• **Problem to work on**:
Every line below that holds the string "time" should be copied out.

[The records]

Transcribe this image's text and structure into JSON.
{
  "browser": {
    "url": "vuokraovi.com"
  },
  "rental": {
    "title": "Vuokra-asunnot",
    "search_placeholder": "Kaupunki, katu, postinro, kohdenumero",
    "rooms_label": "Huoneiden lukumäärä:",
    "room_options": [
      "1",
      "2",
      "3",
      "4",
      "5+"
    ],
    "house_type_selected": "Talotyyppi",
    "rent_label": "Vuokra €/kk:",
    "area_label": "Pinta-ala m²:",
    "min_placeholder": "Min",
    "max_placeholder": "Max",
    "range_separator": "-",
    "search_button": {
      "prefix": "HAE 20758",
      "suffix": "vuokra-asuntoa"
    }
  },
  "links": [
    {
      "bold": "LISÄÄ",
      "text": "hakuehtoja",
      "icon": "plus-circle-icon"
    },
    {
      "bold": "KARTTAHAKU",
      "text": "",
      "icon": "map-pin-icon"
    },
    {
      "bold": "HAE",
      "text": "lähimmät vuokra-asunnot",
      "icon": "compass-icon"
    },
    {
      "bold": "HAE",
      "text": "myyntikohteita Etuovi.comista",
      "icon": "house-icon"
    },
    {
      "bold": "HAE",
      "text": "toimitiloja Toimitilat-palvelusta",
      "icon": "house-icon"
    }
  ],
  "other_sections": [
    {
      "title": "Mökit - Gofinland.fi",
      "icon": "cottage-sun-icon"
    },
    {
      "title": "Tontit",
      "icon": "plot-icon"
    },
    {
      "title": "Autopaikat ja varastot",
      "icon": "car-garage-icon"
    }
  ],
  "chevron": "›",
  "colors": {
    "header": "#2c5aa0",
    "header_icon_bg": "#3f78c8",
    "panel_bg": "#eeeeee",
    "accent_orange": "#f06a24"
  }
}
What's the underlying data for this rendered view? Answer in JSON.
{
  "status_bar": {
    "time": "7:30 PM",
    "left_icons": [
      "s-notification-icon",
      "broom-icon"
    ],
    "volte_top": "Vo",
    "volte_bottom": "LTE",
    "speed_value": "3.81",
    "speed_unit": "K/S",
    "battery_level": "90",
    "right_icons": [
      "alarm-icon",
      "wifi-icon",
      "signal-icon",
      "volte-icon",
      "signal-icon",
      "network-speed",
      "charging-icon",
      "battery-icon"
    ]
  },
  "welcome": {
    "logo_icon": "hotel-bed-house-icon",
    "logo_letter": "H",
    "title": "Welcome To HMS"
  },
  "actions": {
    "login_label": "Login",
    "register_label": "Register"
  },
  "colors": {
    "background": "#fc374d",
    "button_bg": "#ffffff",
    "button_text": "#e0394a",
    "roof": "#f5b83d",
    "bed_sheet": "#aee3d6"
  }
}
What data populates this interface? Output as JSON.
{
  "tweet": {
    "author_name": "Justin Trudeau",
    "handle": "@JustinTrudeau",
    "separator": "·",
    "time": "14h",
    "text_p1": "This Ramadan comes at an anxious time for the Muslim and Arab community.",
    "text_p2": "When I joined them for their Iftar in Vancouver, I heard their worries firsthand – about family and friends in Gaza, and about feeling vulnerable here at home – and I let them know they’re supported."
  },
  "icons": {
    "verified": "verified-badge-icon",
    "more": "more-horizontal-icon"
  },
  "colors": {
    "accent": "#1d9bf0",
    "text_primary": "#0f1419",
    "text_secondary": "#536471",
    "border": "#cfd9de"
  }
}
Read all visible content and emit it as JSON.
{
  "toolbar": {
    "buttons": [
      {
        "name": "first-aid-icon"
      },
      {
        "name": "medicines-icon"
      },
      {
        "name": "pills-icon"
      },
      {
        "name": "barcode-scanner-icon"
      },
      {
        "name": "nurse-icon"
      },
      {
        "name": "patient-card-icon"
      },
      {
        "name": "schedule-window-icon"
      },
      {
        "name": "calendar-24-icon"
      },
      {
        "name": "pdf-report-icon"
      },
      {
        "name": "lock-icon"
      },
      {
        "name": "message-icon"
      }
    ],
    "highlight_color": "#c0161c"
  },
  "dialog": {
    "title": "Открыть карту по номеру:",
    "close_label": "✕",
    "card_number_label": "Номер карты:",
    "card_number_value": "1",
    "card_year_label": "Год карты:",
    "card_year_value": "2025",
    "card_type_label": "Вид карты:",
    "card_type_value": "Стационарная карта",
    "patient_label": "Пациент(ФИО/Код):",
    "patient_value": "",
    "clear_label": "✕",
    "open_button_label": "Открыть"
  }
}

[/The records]

• **Exercise result**:
    "time": "7:30 PM",
    "time": "14h",
    "text_p1": "This Ramadan comes at an anxious time for the Muslim and Arab community.",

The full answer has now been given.